The Browns finished the game with 11 penalties for 96 yards. That’s too damn high.
The visitors stumbled at every opportunity, with false starts, holding calls, and everything in between.
Perhaps most egregious were two false start penalties on wide receivers. That can’t happen.
Crimes committed deep inside their own territory burned the Browns several times. The club drew two special teams penalties that set the Browns back big in the field position battle.
Speaking of field position, the Browns started six of their 12 drives within their own 25 yard line, including four within their own 12 yard line.
An incredible seven Browns drives were three-and-outs today. That means every time the Browns picked up a first down on a drive, they scored.
That speaks to the importance of special teams. It’s a lot easier to get a first down when you’re not concerned of being dropped in your own end zone for a safety.
The Browns have to clean things up on both sides of the ball.
6. What’s the deal with Cam? In his first game back a rib injury, Cameron Erving looked awful.
Erving did well snapping the ball to Kessler without any miscues, with the exception of a delayed snap late in the third quarter.

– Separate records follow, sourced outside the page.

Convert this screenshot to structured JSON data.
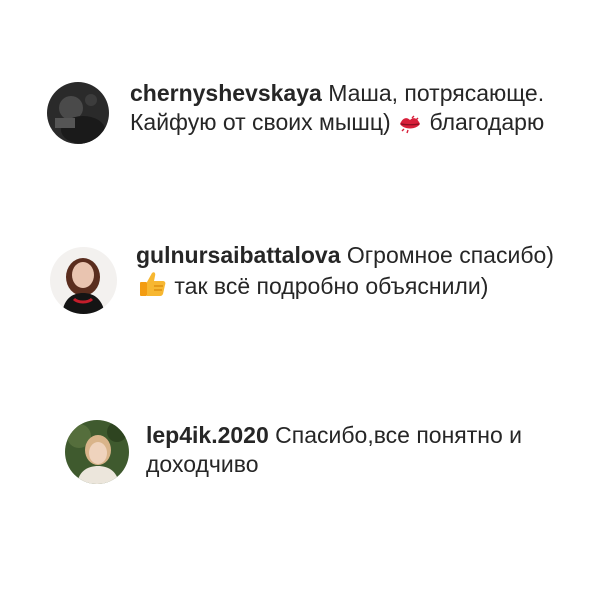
{
  "comments": [
    {
      "username": "chernyshevskaya",
      "text_before_emoji": "Маша, потрясающе. Кайфую от своих мышц)",
      "emoji": "kiss-lips-icon",
      "text_after_emoji": "благодарю"
    },
    {
      "username": "gulnursaibattalova",
      "text_before_emoji": "Огромное спасибо)",
      "emoji": "thumbs-up-icon",
      "text_after_emoji": "так всё подробно объяснили)"
    },
    {
      "username": "lep4ik.2020",
      "text": "Спасибо,все понятно и доходчиво"
    }
  ]
}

That penalty pushed the Browns back further, forcing the Browns to run a draw on third down to avoid a safety.
Erving got blown up by outside linebacker Derrick Morgan with under a minute left in the fourth, leading to a sack of Kessler and forcing the club to burn a timeout.
Kessler faced stiff pressure all day, in part due to poor blocking by Erving. The second-year lineman allowed at least two sacks and a handful of quarterback hits.
A center’s job is to call out blitz protections and protect the quarterback from harm. For whatever reason, due to inexperience, lingering injuries, or the Titans simply being more talented, Erving did not do his job.
Erving’s role as center is critical to the safety of the quarterback. A promising, young quarterback, Kessler took a beating today. It’s almost too risky to keep Erving at center.
Sure, you want to coach and help a kid learn how to play the position, especially after the previous coaching staff failed him. But the Browns can’t allow Kessler to get killed. It might be time to slide John Greco back to center and see if Jonathan Cooper can play right guard.
7. Go outside, young man: The Browns shut down the run in the first half, but once the Titans started running outside, the Browns couldn’t do much.
The Browns showed an intensity on inside runs, plugging holes and pushing the Titans’ offensive line. The Titans simply couldn’t gain any traction on the ground in the first half.
Danny Shelton should receive a heap of credit for bouncing off blocks and causing havoc. The nose tackle had one of his best games as a Brown, both on and off the stat sheet. It seemed as if the second-year lineman had a hand in stopping nearly every Titans’ inside run. After a rough rookie year, Shelton is showing signs of promise.
The Browns’ success against inside runs continued in the second half. Ibrahiem Campbell charged in off the edge on one play midway through the fourth quarter, stuffing the play behind the line of scrimmage.
But outside runs hurt the Browns. The Titans utilized tosses and off tackle runs several times, picking up big chunks of yards, especially in the third quarter.
The reason for the Titans’ success on outside runs? A pulling tight end or guard. The Titans sealed off the edge on successful outside runs, pulling the defensive end inside and holding off the outside linebacker. Demario Davis could not get off blocks to seal off the edge on successful Titans rushes.
The Browns did limit Demarco Murray, a very talented back, to 65 yards on 21 carries, a yard per carry average of just 3.1. But Mariota killed the Browns on the ground. The second-year signal caller ran seven times for 64 yards, including a 41-yard killer.
The Browns have figured out how to shut down opposing backs inside. Now, the team has to find out how to stop the outside rush.
If the Browns could figure out how to stop the pass, that would be great, too. Next week in Cincinnati should be interesting.